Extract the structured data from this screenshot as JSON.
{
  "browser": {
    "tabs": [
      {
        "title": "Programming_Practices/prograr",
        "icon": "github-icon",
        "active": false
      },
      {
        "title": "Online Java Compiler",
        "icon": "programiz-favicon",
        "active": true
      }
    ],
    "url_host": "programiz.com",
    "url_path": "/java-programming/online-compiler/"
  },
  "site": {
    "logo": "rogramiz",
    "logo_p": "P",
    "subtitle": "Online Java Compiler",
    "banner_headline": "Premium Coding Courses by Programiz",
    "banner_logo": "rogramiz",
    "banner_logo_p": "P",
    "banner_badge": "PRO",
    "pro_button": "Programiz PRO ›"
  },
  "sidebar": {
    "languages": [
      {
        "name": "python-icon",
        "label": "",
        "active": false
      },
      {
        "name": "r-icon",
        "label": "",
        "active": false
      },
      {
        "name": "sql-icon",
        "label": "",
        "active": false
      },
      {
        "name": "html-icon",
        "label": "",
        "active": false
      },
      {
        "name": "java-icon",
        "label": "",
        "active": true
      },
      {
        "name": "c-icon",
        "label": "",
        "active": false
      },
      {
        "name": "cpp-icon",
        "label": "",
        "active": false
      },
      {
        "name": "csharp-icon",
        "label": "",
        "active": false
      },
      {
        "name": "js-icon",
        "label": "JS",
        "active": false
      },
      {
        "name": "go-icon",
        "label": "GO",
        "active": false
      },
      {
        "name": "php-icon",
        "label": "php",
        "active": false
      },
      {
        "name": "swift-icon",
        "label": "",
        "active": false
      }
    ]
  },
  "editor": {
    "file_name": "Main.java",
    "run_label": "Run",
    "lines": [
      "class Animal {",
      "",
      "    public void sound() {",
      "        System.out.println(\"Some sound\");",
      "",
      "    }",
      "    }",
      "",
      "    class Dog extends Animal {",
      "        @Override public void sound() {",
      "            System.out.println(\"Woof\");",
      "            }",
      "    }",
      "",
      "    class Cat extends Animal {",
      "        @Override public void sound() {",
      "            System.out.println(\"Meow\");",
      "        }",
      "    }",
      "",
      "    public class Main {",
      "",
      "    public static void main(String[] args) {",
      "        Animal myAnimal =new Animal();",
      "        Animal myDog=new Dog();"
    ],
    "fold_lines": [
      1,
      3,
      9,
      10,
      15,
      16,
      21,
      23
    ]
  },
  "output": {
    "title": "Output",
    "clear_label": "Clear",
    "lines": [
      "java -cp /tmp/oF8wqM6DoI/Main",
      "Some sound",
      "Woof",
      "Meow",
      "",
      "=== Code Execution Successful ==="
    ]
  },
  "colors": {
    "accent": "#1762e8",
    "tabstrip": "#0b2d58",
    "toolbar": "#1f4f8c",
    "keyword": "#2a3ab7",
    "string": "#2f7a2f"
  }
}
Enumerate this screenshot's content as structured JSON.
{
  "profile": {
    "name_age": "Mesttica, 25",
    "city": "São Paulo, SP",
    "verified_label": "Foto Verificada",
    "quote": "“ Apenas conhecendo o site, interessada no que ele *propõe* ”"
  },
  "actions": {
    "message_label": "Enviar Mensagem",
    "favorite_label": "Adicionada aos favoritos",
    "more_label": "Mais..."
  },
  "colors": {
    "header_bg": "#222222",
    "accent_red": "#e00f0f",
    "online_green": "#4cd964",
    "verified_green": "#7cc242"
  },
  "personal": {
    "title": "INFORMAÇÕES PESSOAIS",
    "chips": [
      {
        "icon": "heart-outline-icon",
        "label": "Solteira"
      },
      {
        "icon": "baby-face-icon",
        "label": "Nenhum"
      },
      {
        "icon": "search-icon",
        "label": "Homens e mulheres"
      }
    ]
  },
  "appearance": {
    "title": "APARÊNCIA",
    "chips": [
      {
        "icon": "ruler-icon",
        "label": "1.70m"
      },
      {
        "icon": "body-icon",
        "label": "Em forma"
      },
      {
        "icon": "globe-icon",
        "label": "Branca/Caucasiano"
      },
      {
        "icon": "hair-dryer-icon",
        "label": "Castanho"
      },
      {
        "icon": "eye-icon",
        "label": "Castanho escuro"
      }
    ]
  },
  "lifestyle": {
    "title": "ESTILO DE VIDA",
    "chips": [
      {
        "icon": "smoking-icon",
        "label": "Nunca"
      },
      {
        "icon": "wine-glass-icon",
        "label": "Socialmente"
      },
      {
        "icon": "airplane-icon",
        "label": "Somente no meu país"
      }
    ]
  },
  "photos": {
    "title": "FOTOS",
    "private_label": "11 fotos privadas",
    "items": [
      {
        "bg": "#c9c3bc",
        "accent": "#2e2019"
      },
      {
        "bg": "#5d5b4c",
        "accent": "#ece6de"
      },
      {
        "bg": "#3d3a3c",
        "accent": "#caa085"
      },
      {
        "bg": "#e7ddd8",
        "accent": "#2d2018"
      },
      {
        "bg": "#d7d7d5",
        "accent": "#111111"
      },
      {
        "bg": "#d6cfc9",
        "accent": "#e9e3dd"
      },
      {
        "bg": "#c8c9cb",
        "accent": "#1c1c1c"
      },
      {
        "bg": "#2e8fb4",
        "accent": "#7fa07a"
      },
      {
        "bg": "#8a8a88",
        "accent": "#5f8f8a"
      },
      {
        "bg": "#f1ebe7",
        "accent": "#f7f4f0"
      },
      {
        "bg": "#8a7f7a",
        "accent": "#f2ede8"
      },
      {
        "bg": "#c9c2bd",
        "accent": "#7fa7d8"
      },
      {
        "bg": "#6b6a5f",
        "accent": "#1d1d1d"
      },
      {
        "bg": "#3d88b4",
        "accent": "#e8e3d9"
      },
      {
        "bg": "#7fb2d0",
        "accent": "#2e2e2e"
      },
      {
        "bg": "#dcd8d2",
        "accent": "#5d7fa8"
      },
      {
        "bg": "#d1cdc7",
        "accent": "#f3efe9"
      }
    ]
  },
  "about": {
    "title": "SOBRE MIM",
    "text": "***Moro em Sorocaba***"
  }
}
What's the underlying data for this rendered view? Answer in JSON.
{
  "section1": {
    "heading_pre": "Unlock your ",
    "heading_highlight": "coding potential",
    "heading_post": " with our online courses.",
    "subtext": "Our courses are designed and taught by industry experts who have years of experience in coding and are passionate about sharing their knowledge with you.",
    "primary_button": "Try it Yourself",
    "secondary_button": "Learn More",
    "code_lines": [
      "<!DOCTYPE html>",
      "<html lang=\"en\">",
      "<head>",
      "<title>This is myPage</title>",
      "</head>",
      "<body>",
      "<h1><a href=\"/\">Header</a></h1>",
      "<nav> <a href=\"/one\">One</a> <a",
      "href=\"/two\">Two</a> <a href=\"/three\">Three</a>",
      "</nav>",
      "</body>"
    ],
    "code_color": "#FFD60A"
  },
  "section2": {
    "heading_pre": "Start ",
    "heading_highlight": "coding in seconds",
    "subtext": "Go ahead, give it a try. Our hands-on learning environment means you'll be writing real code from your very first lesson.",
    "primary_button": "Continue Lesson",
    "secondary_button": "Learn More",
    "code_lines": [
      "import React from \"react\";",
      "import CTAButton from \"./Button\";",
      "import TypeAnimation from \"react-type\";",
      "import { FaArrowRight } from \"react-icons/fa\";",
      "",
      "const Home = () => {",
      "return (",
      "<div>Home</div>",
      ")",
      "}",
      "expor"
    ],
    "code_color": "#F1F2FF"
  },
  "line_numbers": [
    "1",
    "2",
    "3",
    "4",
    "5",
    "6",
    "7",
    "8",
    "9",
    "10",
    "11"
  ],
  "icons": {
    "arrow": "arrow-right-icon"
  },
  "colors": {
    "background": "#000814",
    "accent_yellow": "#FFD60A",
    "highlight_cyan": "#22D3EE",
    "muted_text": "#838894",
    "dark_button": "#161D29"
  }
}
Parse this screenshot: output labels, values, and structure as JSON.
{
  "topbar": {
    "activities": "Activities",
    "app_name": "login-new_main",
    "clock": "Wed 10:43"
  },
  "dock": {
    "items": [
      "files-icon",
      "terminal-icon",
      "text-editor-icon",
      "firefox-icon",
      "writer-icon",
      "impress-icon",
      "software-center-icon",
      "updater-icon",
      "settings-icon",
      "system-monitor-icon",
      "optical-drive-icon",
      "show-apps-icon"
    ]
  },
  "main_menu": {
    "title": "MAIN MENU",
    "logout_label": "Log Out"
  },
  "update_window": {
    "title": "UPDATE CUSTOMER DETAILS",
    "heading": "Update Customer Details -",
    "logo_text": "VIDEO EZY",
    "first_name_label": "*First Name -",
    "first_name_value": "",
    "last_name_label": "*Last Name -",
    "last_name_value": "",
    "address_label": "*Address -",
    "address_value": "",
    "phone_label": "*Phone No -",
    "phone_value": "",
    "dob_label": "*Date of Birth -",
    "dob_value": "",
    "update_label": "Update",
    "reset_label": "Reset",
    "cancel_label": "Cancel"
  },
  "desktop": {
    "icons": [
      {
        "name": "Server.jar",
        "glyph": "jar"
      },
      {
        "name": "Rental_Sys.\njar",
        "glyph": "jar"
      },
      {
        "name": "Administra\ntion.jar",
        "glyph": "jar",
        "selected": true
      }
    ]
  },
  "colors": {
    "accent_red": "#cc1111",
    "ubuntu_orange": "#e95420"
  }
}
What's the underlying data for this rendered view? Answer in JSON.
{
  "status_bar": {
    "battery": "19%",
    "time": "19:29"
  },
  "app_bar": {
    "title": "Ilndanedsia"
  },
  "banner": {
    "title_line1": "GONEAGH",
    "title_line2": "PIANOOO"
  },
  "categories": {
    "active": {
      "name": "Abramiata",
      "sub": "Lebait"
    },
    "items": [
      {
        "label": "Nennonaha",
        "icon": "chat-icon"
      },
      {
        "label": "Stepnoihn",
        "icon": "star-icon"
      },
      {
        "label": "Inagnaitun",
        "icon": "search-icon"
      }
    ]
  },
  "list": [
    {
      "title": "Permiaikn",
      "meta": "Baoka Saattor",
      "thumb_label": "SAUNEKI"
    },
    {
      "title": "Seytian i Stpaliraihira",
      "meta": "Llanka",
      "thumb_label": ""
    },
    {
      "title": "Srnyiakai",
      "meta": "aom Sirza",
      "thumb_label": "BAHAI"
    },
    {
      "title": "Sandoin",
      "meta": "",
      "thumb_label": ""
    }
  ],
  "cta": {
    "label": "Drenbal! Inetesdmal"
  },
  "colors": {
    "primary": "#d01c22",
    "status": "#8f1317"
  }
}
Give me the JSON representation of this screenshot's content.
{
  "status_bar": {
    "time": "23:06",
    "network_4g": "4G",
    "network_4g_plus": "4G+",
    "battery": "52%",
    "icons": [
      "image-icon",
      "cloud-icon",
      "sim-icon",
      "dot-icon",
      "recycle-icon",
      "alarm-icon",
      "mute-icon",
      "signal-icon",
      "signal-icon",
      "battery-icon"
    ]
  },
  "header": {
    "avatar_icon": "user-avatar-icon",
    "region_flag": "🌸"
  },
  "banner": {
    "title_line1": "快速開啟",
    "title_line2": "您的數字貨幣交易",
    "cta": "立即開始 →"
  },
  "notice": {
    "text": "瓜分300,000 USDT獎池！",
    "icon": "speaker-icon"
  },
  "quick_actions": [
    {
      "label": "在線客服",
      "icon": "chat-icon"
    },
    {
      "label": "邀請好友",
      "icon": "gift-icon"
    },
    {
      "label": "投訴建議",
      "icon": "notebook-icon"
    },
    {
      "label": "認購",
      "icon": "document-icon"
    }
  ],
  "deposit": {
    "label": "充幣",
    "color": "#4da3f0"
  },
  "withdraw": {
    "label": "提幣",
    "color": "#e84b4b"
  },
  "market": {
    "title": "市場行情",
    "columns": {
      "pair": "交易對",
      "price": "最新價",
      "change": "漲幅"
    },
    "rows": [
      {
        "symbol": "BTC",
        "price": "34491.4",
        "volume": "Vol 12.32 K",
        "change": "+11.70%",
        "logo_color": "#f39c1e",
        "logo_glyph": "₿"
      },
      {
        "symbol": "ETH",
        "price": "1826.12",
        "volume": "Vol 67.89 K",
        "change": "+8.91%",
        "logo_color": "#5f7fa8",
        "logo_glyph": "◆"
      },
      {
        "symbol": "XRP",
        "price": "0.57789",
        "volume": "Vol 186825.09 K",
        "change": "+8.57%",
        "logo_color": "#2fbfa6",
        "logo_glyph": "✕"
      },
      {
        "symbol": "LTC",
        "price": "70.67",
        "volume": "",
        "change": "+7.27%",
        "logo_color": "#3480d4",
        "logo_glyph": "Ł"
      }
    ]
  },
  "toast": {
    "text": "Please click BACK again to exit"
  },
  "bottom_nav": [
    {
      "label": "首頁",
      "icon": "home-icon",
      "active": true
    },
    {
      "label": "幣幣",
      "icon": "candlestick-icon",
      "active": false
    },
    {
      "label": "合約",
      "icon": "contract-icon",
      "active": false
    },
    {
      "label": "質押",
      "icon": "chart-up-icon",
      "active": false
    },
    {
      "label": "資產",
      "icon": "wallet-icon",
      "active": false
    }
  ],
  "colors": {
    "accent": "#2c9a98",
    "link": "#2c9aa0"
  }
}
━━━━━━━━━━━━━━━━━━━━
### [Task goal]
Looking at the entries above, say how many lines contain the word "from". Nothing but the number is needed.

### [Reply]
6